The New Hampshire Supreme Court is considering whether it should force the 11-year-old daughter of a divorced couple to attend public school.
Brenda Voydatch and her ex-husband, Martin Kurowski, have been unable to agree on how to educate their daughter Amanda.
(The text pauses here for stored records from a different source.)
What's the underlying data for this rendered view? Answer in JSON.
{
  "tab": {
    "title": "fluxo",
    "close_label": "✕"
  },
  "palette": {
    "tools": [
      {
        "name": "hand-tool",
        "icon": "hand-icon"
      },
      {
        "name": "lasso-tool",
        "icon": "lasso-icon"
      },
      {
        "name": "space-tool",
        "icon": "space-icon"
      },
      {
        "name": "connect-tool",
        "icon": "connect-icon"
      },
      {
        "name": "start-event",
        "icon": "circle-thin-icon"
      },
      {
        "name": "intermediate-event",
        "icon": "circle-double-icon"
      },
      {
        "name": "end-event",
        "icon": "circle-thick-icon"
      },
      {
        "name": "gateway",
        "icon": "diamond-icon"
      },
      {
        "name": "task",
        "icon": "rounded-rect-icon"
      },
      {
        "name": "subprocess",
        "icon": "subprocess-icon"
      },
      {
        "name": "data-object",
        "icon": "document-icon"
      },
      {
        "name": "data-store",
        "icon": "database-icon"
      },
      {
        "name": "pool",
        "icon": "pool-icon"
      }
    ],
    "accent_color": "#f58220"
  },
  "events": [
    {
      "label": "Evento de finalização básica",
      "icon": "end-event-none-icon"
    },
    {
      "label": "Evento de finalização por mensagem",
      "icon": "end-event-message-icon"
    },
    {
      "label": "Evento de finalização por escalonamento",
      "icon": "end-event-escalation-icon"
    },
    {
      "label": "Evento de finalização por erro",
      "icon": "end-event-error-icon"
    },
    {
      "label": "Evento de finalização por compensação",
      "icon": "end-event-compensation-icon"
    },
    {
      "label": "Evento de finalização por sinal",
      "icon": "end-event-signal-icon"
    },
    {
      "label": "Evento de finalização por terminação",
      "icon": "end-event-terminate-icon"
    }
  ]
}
The girl has been home schooled by her Christian mother from first through fourth grade.
Kurowski said his ex-wife's strict religious teachings were socially isolating their daughter.
In August of 2009, a trial court sided with the father and ruled that the girl must attend public school.The court said it's important for her to be exposed to group learning and a variety of viewpoints.
However, the Alliance Defense Fund, a Christian legal group representing Voydatch, told CBN News that requiring Amanda to attend public school is a violation of parental rights.
"The (lower) court went beyond the disagreement between the parents and offered the opinion that the child was being raised with rigid religious views and had not had the opportunity to be exposed to other points of view to challenge these views," ADF attorney Joseph Infranco said.
Attorneys representing the father argued on Thursday that parents have no constitutional right to home school their children.
"Religion is a big issue for Ms. Voydatch, but it's a small issue for the court," Kurowski's attorney, Joshua Gordon, said. "This is not a constitutional case."
Meanwhile, religious freedom groups have shown their support for Amanda's mother and are closely following the case.
"If the trial court's unqualified opinion were allowed to stand, this case could become a model for other courts around the state to follow," argued an amicus brief submitted on behalf of Voydatch by the Home School Legal Defense Association in Purcellville, Va., and several other groups.
"This result would harm home-schoolers across the state and potentially across the nation," the brief read.
The court isn't expected to rule on the case for several months.